Despite their injury woes, Germany will field a young but strong side. Midfielder Kim Kulig and striker Alexandra Popp are among the biggest losses, but Celia Okoyino da Mbabi scored a record 17 goals in qualifying and team-mates Fatmire Bajramaj and Dzsenifer Marozsan will attempt to provide the ammunition.
Witnesses of England’s 2011 World Cup quarter-final defeat by France will know that Louisa Necib and Gaetane Thiney can cause all sorts of problems with their ability to find space between opposition defensive lines and midfield.

France’s Louisa Necib
“I always look for Necib,” White admits. “She is very elegant and technical and always seems to have time on the ball. I think she is more effective in the middle, but she plays out wide because they have such strength there. Necib’s Lyon team-mate Camille Abily plays behind Marie-Laure Delie and has made a big impact in past tournaments.”
England midfielder Sue Smith, who is also part of the BBC’s team throughout the tournament, also believes one of her previously unsung team-mates may emerge.
“I think Anita Asante is one of the most under-rated players around. I’ve played with her for years and she is always there or thereabouts and I think this will be her tournament this year.

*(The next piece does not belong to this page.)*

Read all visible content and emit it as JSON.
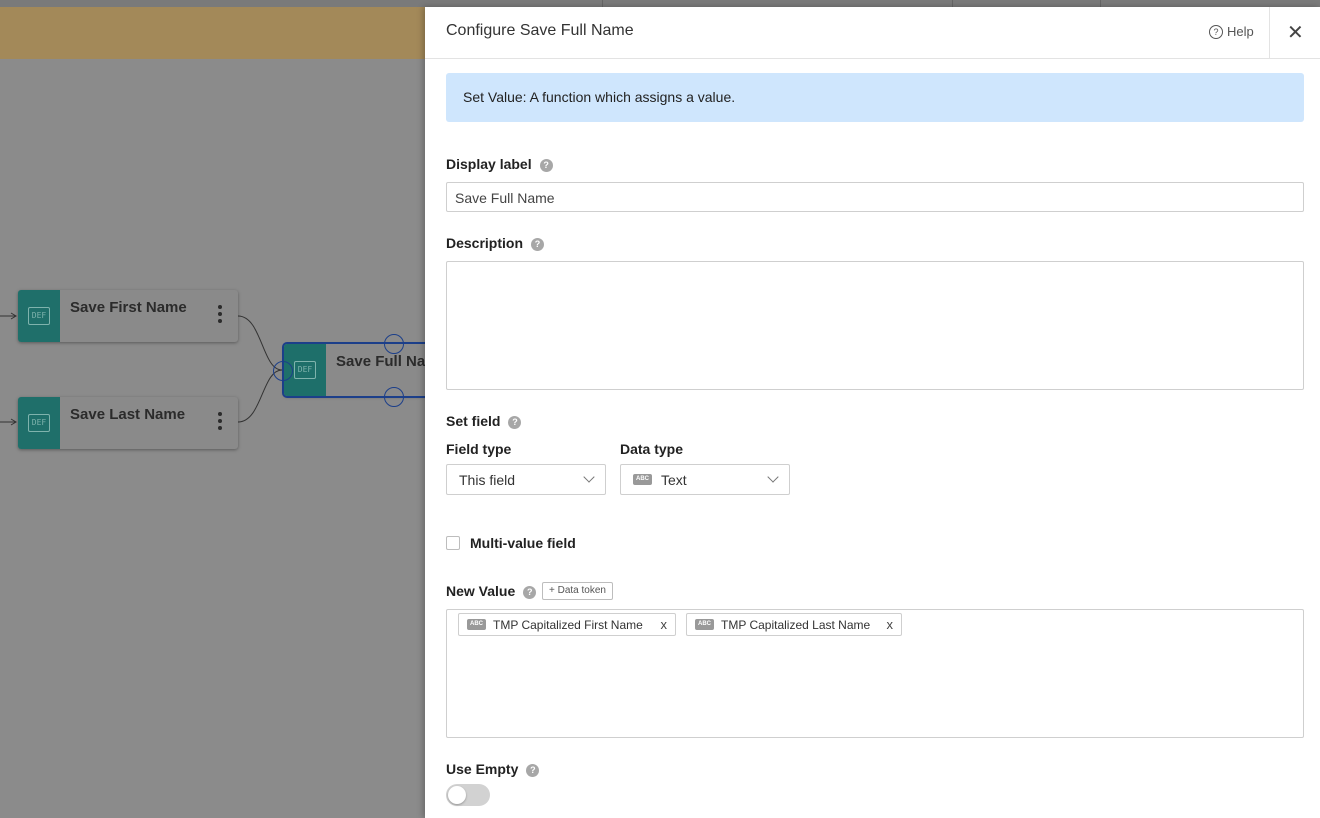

England’s Jordan Nobbs
“The fact she plays in Sweden will help her and she knows the style of play if we face Sweden and knows what the pitches are like and I think she will be a shining light for England.”
Meanwhile, England’s Jordan Nobbs and Toni Duggan have impressed White and she believes they could both make an impact at Euro 2013.
“Jordan is a bundle of energy,” White says of the Arsenal midfielder. “She has a very good head on her shoulders in terms of confidence and wanting to go out there and express herself. She will not be overawed by the experience if she gets a chance.”

Source: BBC Sports.